### Problem
Go through the records below and copy out every line holding "text".

### Record extracts
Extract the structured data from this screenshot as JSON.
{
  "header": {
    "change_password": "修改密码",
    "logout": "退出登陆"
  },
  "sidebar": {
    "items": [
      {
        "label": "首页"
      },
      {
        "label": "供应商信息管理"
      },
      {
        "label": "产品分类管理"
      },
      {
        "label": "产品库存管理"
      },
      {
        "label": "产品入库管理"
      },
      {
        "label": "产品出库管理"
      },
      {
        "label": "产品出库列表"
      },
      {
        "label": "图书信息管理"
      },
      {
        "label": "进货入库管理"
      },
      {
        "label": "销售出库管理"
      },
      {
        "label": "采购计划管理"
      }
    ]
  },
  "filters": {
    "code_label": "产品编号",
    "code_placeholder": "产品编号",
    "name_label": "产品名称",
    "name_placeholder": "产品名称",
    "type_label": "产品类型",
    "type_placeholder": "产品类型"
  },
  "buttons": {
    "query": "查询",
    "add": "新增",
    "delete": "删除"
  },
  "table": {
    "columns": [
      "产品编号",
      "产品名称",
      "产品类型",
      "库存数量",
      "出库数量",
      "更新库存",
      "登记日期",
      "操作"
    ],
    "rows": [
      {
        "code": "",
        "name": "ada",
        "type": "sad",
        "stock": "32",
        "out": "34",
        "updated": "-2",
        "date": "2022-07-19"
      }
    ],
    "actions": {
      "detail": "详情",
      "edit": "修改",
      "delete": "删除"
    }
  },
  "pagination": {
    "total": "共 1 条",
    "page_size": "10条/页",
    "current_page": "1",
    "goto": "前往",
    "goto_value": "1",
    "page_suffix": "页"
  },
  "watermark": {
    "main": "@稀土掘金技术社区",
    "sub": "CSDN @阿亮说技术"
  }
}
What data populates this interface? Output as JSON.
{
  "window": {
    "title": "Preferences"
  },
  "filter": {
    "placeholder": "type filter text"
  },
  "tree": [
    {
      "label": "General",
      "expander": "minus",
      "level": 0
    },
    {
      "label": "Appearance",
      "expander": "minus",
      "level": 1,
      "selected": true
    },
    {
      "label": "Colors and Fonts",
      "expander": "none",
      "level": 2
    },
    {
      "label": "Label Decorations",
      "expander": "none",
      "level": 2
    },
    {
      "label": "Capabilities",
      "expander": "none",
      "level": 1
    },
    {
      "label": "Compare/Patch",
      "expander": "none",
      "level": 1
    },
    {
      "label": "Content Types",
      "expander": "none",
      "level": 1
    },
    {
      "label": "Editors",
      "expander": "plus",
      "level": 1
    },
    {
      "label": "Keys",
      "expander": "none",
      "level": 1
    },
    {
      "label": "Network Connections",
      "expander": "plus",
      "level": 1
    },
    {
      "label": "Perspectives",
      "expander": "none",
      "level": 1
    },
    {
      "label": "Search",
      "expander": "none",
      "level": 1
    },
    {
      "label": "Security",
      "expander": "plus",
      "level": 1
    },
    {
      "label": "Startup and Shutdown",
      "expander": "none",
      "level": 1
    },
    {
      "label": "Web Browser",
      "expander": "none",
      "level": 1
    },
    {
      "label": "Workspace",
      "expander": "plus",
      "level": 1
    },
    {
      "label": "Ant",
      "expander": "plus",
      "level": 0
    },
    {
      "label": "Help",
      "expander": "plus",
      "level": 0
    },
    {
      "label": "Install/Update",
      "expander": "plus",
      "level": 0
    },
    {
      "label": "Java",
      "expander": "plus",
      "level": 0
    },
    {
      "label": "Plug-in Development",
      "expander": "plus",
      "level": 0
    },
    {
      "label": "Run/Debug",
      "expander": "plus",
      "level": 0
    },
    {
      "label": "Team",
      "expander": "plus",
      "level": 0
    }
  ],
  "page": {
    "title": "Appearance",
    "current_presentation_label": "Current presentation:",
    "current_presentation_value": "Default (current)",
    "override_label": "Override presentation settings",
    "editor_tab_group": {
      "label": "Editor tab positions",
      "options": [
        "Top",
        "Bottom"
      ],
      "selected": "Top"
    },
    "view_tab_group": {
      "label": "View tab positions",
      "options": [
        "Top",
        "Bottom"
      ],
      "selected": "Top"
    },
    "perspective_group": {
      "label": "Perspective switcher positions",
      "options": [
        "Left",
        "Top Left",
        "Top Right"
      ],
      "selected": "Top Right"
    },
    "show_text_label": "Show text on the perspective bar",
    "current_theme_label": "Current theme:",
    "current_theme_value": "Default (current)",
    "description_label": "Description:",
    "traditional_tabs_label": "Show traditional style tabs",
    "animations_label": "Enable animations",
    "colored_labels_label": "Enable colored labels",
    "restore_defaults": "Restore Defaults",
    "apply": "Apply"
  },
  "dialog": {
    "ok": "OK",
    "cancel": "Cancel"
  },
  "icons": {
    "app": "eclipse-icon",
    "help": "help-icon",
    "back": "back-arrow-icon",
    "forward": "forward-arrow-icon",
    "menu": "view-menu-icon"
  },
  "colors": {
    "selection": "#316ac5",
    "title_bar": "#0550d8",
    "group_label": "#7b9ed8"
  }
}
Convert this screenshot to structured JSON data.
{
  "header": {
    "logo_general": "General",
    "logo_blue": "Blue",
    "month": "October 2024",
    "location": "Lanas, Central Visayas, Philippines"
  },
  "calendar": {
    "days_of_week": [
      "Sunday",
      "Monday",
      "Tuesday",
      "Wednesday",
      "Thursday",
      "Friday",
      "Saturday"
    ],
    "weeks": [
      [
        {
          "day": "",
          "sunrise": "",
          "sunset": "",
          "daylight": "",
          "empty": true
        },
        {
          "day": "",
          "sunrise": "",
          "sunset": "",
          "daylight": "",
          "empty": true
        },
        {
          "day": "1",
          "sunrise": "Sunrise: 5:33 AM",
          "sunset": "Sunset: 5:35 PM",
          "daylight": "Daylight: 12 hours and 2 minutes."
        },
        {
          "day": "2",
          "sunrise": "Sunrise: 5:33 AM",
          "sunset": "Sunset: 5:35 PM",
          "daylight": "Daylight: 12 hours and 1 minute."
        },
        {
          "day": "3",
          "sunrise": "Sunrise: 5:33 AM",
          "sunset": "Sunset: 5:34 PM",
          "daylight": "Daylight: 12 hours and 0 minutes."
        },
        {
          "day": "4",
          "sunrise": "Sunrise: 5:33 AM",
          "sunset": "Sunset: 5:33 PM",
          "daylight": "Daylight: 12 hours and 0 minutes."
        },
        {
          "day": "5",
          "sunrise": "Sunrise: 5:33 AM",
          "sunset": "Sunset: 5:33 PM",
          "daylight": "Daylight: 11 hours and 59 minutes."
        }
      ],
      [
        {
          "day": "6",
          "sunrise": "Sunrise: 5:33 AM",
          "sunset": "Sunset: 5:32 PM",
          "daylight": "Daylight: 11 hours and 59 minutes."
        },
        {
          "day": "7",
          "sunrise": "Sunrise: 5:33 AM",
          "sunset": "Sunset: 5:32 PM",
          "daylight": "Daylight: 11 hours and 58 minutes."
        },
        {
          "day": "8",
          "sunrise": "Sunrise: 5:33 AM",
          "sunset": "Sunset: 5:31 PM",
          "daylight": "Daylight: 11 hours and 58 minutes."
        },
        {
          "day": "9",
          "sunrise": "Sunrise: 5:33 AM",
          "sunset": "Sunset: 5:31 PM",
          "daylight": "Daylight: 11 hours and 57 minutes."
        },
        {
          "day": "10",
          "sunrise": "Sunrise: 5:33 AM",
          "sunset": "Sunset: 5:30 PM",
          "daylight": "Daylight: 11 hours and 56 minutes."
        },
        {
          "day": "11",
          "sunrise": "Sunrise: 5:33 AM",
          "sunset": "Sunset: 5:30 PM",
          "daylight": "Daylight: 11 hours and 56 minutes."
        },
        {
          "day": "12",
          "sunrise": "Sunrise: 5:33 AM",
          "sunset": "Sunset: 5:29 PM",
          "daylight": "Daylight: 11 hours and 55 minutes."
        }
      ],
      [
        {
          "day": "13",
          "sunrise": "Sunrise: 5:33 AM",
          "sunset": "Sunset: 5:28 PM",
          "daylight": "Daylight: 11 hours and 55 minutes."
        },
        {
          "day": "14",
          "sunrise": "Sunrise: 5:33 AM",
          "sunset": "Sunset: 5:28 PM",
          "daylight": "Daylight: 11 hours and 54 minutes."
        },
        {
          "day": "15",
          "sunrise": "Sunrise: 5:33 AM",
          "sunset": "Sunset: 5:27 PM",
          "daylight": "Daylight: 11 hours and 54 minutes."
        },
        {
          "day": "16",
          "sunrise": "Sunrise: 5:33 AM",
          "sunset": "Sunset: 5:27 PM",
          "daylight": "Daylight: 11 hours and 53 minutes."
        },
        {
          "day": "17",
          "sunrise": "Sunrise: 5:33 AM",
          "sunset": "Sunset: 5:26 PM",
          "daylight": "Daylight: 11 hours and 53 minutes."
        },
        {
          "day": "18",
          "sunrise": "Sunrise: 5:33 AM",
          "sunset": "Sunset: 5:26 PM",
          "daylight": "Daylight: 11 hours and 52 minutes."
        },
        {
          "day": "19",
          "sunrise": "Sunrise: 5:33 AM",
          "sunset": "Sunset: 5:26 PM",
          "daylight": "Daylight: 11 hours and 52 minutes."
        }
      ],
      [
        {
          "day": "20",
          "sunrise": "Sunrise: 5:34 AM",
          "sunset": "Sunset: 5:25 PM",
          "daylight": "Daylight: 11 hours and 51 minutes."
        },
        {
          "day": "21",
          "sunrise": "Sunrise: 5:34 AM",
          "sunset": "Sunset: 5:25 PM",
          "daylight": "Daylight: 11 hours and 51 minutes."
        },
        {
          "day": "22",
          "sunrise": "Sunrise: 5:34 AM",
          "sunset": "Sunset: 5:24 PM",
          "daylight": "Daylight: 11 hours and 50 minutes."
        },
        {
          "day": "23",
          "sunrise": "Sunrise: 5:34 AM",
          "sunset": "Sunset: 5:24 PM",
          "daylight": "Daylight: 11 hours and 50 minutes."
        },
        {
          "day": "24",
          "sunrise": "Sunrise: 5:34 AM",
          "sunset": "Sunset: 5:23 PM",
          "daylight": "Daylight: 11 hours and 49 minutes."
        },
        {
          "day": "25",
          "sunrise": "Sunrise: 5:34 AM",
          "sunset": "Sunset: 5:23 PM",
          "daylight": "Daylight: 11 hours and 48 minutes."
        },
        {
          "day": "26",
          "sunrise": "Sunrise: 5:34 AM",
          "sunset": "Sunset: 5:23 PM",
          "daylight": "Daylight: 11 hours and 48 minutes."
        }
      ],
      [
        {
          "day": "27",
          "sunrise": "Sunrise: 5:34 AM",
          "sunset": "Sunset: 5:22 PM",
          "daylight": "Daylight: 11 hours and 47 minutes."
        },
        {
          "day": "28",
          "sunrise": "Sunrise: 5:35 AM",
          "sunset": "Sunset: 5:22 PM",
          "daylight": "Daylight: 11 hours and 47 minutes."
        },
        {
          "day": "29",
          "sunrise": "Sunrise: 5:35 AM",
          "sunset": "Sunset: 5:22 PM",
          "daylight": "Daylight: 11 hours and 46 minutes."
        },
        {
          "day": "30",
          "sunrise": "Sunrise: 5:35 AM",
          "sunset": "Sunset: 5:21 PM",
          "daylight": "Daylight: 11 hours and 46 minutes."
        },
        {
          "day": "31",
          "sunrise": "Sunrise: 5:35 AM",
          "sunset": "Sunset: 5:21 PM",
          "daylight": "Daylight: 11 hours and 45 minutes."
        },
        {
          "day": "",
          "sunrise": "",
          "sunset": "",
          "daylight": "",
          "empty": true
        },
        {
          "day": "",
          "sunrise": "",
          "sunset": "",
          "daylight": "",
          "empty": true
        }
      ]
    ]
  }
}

### Solution to this task
    "placeholder": "type filter text"
    "show_text_label": "Show text on the perspective bar",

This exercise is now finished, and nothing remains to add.